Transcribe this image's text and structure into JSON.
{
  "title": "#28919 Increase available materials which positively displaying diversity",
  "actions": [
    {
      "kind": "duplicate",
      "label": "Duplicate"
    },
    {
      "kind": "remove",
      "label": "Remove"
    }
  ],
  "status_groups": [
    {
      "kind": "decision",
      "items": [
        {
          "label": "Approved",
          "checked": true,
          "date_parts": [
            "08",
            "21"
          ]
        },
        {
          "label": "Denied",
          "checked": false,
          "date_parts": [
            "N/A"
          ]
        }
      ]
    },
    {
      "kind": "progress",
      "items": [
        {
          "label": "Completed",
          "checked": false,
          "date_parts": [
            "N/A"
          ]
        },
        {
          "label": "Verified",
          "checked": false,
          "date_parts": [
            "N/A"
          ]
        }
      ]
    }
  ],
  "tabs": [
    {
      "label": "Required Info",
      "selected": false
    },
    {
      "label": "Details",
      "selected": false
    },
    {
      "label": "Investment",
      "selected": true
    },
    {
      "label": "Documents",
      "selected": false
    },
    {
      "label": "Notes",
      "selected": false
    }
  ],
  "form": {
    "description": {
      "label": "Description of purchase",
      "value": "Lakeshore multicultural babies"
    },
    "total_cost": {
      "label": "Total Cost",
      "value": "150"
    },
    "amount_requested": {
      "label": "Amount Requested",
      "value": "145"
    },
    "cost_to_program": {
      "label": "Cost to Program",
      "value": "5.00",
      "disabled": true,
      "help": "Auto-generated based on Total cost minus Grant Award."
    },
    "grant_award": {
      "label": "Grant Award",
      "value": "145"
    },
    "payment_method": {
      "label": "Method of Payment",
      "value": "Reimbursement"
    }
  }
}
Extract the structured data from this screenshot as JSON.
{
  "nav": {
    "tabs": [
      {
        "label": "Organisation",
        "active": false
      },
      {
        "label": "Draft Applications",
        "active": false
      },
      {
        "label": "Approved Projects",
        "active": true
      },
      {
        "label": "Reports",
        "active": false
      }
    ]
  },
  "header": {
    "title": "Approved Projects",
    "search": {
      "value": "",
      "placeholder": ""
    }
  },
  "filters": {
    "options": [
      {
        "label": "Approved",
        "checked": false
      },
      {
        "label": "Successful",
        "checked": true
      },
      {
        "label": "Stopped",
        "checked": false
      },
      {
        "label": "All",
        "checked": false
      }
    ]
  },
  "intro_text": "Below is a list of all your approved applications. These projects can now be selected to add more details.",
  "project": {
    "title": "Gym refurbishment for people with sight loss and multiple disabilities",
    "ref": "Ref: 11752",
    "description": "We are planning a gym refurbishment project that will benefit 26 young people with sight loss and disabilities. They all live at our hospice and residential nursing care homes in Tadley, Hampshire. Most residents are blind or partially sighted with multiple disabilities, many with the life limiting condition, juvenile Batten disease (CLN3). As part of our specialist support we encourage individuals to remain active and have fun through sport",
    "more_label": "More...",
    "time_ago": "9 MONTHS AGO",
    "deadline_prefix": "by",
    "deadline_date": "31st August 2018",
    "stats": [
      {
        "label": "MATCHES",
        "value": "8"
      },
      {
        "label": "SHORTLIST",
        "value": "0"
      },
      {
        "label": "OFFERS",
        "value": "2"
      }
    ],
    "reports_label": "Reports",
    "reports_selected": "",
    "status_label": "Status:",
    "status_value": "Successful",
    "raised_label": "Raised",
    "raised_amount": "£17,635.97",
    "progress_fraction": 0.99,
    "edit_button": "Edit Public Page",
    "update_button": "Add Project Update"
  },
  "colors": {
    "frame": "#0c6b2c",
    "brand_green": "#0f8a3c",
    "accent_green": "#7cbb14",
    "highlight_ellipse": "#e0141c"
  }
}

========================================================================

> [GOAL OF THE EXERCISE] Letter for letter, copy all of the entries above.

> [FINISHED TASK]
Transcribe this image's text and structure into JSON.
{
  "title": "#28919 Increase available materials which positively displaying diversity",
  "actions": [
    {
      "kind": "duplicate",
      "label": "Duplicate"
    },
    {
      "kind": "remove",
      "label": "Remove"
    }
  ],
  "status_groups": [
    {
      "kind": "decision",
      "items": [
        {
          "label": "Approved",
          "checked": true,
          "date_parts": [
            "08",
            "21"
          ]
        },
        {
          "label": "Denied",
          "checked": false,
          "date_parts": [
            "N/A"
          ]
        }
      ]
    },
    {
      "kind": "progress",
      "items": [
        {
          "label": "Completed",
          "checked": false,
          "date_parts": [
            "N/A"
          ]
        },
        {
          "label": "Verified",
          "checked": false,
          "date_parts": [
            "N/A"
          ]
        }
      ]
    }
  ],
  "tabs": [
    {
      "label": "Required Info",
      "selected": false
    },
    {
      "label": "Details",
      "selected": false
    },
    {
      "label": "Investment",
      "selected": true
    },
    {
      "label": "Documents",
      "selected": false
    },
    {
      "label": "Notes",
      "selected": false
    }
  ],
  "form": {
    "description": {
      "label": "Description of purchase",
      "value": "Lakeshore multicultural babies"
    },
    "total_cost": {
      "label": "Total Cost",
      "value": "150"
    },
    "amount_requested": {
      "label": "Amount Requested",
      "value": "145"
    },
    "cost_to_program": {
      "label": "Cost to Program",
      "value": "5.00",
      "disabled": true,
      "help": "Auto-generated based on Total cost minus Grant Award."
    },
    "grant_award": {
      "label": "Grant Award",
      "value": "145"
    },
    "payment_method": {
      "label": "Method of Payment",
      "value": "Reimbursement"
    }
  }
}
Extract the structured data from this screenshot as JSON.
{
  "nav": {
    "tabs": [
      {
        "label": "Organisation",
        "active": false
      },
      {
        "label": "Draft Applications",
        "active": false
      },
      {
        "label": "Approved Projects",
        "active": true
      },
      {
        "label": "Reports",
        "active": false
      }
    ]
  },
  "header": {
    "title": "Approved Projects",
    "search": {
      "value": "",
      "placeholder": ""
    }
  },
  "filters": {
    "options": [
      {
        "label": "Approved",
        "checked": false
      },
      {
        "label": "Successful",
        "checked": true
      },
      {
        "label": "Stopped",
        "checked": false
      },
      {
        "label": "All",
        "checked": false
      }
    ]
  },
  "intro_text": "Below is a list of all your approved applications. These projects can now be selected to add more details.",
  "project": {
    "title": "Gym refurbishment for people with sight loss and multiple disabilities",
    "ref": "Ref: 11752",
    "description": "We are planning a gym refurbishment project that will benefit 26 young people with sight loss and disabilities. They all live at our hospice and residential nursing care homes in Tadley, Hampshire. Most residents are blind or partially sighted with multiple disabilities, many with the life limiting condition, juvenile Batten disease (CLN3). As part of our specialist support we encourage individuals to remain active and have fun through sport",
    "more_label": "More...",
    "time_ago": "9 MONTHS AGO",
    "deadline_prefix": "by",
    "deadline_date": "31st August 2018",
    "stats": [
      {
        "label": "MATCHES",
        "value": "8"
      },
      {
        "label": "SHORTLIST",
        "value": "0"
      },
      {
        "label": "OFFERS",
        "value": "2"
      }
    ],
    "reports_label": "Reports",
    "reports_selected": "",
    "status_label": "Status:",
    "status_value": "Successful",
    "raised_label": "Raised",
    "raised_amount": "£17,635.97",
    "progress_fraction": 0.99,
    "edit_button": "Edit Public Page",
    "update_button": "Add Project Update"
  },
  "colors": {
    "frame": "#0c6b2c",
    "brand_green": "#0f8a3c",
    "accent_green": "#7cbb14",
    "highlight_ellipse": "#e0141c"
  }
}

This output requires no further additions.